What can be done to mitigate air rage?

  1. Airlines must limit serving certain types of beverages in-flight.
  2. Cabin crew must have intensive familiarizing of procedures to deal with unruly passengers.
  3. Airlines must take strict action against unruly passengers, such as placing offenders on temporary or permanent no-fly lists, depending on their offences.

Tahboub said: "Creating strong policies that safeguard all parties are of utmost importance.”

Cabin crew need intensive training

While severe disruptive behaviour from passengers is still a rarity – and every flier is or should be aware of the consequences – any incident can be costly for airlines and causes delays. Some flight instructors reckon that these skirmishes are becoming more frequent due to shorter training periods to meet the high demand for pilots and cabin crew.

"While most aviation watchdogs such as the Bureau of Civil Aviation Security in India have a module to deal with unruly passengers, the new crew members are only familiarised with the learning program,” said Khan. “They don't go through intensive training."

DGCA's prompt action following the incident on the Air India London-Delhi flight is an improvement in the larger scheme. However, much more must be done to ensure these instances don't keep repeating. The Tata Group is trying to change Air India's flavour, but bringing a new system into place will take more time. And staff shortage in the aviation sector is a reality that needs to be addressed immediately.

- Captain Shahnisha Sultan Khan, DGCA-approved Chief Flight Instructor

"That needs to change. From familiarising cabin crew on procedures to dealing with unruly passengers, they must undergo more intensive training."

The advent of social media bought more such cases under the public spotlight as co-passengers shoot videos of these incidents on their smartphones and share them online.

Recent in-flight skirmishes

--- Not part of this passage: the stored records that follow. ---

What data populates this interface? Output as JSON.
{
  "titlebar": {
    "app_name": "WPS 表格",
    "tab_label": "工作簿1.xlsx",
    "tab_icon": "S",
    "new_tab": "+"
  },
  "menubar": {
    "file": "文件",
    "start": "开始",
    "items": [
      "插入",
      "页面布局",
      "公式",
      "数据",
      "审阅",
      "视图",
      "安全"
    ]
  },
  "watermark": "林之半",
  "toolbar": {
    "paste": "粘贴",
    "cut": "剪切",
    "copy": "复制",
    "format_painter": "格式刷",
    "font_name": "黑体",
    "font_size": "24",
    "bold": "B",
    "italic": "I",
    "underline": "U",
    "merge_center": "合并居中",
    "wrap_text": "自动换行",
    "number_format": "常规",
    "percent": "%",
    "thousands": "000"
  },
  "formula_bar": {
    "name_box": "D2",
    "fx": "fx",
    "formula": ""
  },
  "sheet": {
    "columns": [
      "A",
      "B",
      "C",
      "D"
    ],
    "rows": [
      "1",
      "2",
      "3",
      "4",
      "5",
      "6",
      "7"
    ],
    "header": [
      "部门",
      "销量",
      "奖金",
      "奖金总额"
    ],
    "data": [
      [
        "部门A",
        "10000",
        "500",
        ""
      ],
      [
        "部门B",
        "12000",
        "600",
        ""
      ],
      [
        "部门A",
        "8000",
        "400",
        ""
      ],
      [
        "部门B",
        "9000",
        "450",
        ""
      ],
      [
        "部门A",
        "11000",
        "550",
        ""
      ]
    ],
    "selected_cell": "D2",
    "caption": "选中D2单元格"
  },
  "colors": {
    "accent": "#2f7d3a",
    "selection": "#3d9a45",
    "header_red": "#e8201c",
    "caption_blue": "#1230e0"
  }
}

  1. April 10, 2023: Delhi Police detained an 'unruly' passenger after he was de-boarded by Air India from its Delhi-London flight.
  2. January 31, 2023: A 45-year-old Italian woman allegedly punched a cabin crew member and spat on another on a Mumbai-bound Vistara flight.
  3. November 26, 2022: Shankar Mishra was arrested for allegedly urinating on a fellow passenger on board an Air India flight New York to Delhi. The Delhi Police arrested him on January 6 this year.
  4. November 13, 2022: A United Airlines flight attendant was sent to the hospital following an altercation with a passenger on a flight to Chicago.
  5. October 6, 2022: A passenger was accused of hitting a flight attendant in the back with a crutch on a Darwin-to-Sydney flight.
  6. September 22, 2022: A man punched a flight attendant in the back of the head on an American Airlines Flight from Mexico to Los Angeles.
  7. February 4, 2022: Delta removed two passengers from a flight at a Florida airport after one cursed at flight attendants.